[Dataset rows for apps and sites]
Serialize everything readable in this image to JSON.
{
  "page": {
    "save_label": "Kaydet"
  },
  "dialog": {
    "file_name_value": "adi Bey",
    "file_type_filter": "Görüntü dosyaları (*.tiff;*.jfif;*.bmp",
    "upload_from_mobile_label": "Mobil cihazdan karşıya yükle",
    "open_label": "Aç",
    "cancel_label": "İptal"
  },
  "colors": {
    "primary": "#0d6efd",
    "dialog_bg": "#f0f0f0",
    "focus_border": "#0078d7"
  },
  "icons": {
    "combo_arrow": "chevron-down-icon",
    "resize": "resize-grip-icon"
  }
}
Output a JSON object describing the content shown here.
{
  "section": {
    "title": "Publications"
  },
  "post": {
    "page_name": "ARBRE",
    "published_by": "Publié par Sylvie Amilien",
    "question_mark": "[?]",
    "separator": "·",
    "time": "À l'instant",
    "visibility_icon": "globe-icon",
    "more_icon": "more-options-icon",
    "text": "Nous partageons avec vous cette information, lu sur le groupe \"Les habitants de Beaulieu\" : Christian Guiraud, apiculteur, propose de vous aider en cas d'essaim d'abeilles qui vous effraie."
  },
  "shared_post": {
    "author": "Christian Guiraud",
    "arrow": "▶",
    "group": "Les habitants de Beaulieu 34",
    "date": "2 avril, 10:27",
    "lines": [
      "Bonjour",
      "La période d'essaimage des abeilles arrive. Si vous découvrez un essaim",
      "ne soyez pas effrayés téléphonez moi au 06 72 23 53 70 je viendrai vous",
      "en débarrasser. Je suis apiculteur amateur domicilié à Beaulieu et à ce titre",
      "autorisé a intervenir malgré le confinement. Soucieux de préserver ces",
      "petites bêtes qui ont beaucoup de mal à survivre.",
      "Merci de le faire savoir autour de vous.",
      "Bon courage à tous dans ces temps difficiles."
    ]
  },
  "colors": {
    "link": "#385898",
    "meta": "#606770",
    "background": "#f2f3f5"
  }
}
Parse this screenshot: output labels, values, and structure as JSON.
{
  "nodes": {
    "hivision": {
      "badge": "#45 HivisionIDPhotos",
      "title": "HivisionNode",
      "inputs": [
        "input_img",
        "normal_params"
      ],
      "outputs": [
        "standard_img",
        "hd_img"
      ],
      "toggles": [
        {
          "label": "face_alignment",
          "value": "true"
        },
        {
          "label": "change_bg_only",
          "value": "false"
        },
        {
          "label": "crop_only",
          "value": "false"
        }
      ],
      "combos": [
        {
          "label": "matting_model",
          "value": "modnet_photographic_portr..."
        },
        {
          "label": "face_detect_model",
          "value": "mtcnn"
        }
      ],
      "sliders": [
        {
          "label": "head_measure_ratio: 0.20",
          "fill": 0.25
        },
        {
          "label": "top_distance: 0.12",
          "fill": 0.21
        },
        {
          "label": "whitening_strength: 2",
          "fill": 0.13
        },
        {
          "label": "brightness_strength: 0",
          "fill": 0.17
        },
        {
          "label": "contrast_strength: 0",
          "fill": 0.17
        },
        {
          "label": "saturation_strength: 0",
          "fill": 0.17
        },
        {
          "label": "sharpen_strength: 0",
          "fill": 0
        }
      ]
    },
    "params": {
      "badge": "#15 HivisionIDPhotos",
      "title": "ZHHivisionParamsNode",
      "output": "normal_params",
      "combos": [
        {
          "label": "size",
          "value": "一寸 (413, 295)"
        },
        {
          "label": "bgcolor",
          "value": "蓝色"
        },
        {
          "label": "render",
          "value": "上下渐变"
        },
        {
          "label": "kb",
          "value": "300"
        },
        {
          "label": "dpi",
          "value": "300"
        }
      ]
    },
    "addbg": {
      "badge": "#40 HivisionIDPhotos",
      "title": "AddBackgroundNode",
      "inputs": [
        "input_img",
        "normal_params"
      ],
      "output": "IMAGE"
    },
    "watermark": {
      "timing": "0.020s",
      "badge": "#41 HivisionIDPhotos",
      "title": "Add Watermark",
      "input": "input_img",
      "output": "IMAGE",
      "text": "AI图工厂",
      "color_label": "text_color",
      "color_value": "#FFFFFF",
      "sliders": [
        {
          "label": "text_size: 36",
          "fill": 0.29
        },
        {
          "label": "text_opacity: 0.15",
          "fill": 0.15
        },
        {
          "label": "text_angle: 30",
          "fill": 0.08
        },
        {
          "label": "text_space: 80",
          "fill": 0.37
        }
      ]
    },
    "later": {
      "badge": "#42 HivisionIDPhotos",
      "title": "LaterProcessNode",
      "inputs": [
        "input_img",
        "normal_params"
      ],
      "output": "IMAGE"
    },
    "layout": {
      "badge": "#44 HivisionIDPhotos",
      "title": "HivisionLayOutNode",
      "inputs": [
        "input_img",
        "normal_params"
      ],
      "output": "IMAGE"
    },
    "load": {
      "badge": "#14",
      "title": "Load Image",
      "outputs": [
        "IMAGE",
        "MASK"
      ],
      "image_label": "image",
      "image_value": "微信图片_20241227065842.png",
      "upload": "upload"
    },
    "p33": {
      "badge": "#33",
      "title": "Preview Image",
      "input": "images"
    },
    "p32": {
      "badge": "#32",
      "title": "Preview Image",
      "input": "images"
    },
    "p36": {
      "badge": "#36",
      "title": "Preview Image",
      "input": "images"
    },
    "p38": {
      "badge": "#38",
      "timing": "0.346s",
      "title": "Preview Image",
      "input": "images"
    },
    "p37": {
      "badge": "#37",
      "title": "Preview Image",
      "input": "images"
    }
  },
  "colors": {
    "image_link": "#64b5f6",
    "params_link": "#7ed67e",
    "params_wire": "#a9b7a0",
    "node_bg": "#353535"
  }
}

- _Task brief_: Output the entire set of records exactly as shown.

- _Task result_:
Serialize everything readable in this image to JSON.
{
  "page": {
    "save_label": "Kaydet"
  },
  "dialog": {
    "file_name_value": "adi Bey",
    "file_type_filter": "Görüntü dosyaları (*.tiff;*.jfif;*.bmp",
    "upload_from_mobile_label": "Mobil cihazdan karşıya yükle",
    "open_label": "Aç",
    "cancel_label": "İptal"
  },
  "colors": {
    "primary": "#0d6efd",
    "dialog_bg": "#f0f0f0",
    "focus_border": "#0078d7"
  },
  "icons": {
    "combo_arrow": "chevron-down-icon",
    "resize": "resize-grip-icon"
  }
}
Output a JSON object describing the content shown here.
{
  "section": {
    "title": "Publications"
  },
  "post": {
    "page_name": "ARBRE",
    "published_by": "Publié par Sylvie Amilien",
    "question_mark": "[?]",
    "separator": "·",
    "time": "À l'instant",
    "visibility_icon": "globe-icon",
    "more_icon": "more-options-icon",
    "text": "Nous partageons avec vous cette information, lu sur le groupe \"Les habitants de Beaulieu\" : Christian Guiraud, apiculteur, propose de vous aider en cas d'essaim d'abeilles qui vous effraie."
  },
  "shared_post": {
    "author": "Christian Guiraud",
    "arrow": "▶",
    "group": "Les habitants de Beaulieu 34",
    "date": "2 avril, 10:27",
    "lines": [
      "Bonjour",
      "La période d'essaimage des abeilles arrive. Si vous découvrez un essaim",
      "ne soyez pas effrayés téléphonez moi au 06 72 23 53 70 je viendrai vous",
      "en débarrasser. Je suis apiculteur amateur domicilié à Beaulieu et à ce titre",
      "autorisé a intervenir malgré le confinement. Soucieux de préserver ces",
      "petites bêtes qui ont beaucoup de mal à survivre.",
      "Merci de le faire savoir autour de vous.",
      "Bon courage à tous dans ces temps difficiles."
    ]
  },
  "colors": {
    "link": "#385898",
    "meta": "#606770",
    "background": "#f2f3f5"
  }
}
Parse this screenshot: output labels, values, and structure as JSON.
{
  "nodes": {
    "hivision": {
      "badge": "#45 HivisionIDPhotos",
      "title": "HivisionNode",
      "inputs": [
        "input_img",
        "normal_params"
      ],
      "outputs": [
        "standard_img",
        "hd_img"
      ],
      "toggles": [
        {
          "label": "face_alignment",
          "value": "true"
        },
        {
          "label": "change_bg_only",
          "value": "false"
        },
        {
          "label": "crop_only",
          "value": "false"
        }
      ],
      "combos": [
        {
          "label": "matting_model",
          "value": "modnet_photographic_portr..."
        },
        {
          "label": "face_detect_model",
          "value": "mtcnn"
        }
      ],
      "sliders": [
        {
          "label": "head_measure_ratio: 0.20",
          "fill": 0.25
        },
        {
          "label": "top_distance: 0.12",
          "fill": 0.21
        },
        {
          "label": "whitening_strength: 2",
          "fill": 0.13
        },
        {
          "label": "brightness_strength: 0",
          "fill": 0.17
        },
        {
          "label": "contrast_strength: 0",
          "fill": 0.17
        },
        {
          "label": "saturation_strength: 0",
          "fill": 0.17
        },
        {
          "label": "sharpen_strength: 0",
          "fill": 0
        }
      ]
    },
    "params": {
      "badge": "#15 HivisionIDPhotos",
      "title": "ZHHivisionParamsNode",
      "output": "normal_params",
      "combos": [
        {
          "label": "size",
          "value": "一寸 (413, 295)"
        },
        {
          "label": "bgcolor",
          "value": "蓝色"
        },
        {
          "label": "render",
          "value": "上下渐变"
        },
        {
          "label": "kb",
          "value": "300"
        },
        {
          "label": "dpi",
          "value": "300"
        }
      ]
    },
    "addbg": {
      "badge": "#40 HivisionIDPhotos",
      "title": "AddBackgroundNode",
      "inputs": [
        "input_img",
        "normal_params"
      ],
      "output": "IMAGE"
    },
    "watermark": {
      "timing": "0.020s",
      "badge": "#41 HivisionIDPhotos",
      "title": "Add Watermark",
      "input": "input_img",
      "output": "IMAGE",
      "text": "AI图工厂",
      "color_label": "text_color",
      "color_value": "#FFFFFF",
      "sliders": [
        {
          "label": "text_size: 36",
          "fill": 0.29
        },
        {
          "label": "text_opacity: 0.15",
          "fill": 0.15
        },
        {
          "label": "text_angle: 30",
          "fill": 0.08
        },
        {
          "label": "text_space: 80",
          "fill": 0.37
        }
      ]
    },
    "later": {
      "badge": "#42 HivisionIDPhotos",
      "title": "LaterProcessNode",
      "inputs": [
        "input_img",
        "normal_params"
      ],
      "output": "IMAGE"
    },
    "layout": {
      "badge": "#44 HivisionIDPhotos",
      "title": "HivisionLayOutNode",
      "inputs": [
        "input_img",
        "normal_params"
      ],
      "output": "IMAGE"
    },
    "load": {
      "badge": "#14",
      "title": "Load Image",
      "outputs": [
        "IMAGE",
        "MASK"
      ],
      "image_label": "image",
      "image_value": "微信图片_20241227065842.png",
      "upload": "upload"
    },
    "p33": {
      "badge": "#33",
      "title": "Preview Image",
      "input": "images"
    },
    "p32": {
      "badge": "#32",
      "title": "Preview Image",
      "input": "images"
    },
    "p36": {
      "badge": "#36",
      "title": "Preview Image",
      "input": "images"
    },
    "p38": {
      "badge": "#38",
      "timing": "0.346s",
      "title": "Preview Image",
      "input": "images"
    },
    "p37": {
      "badge": "#37",
      "title": "Preview Image",
      "input": "images"
    }
  },
  "colors": {
    "image_link": "#64b5f6",
    "params_link": "#7ed67e",
    "params_wire": "#a9b7a0",
    "node_bg": "#353535"
  }
}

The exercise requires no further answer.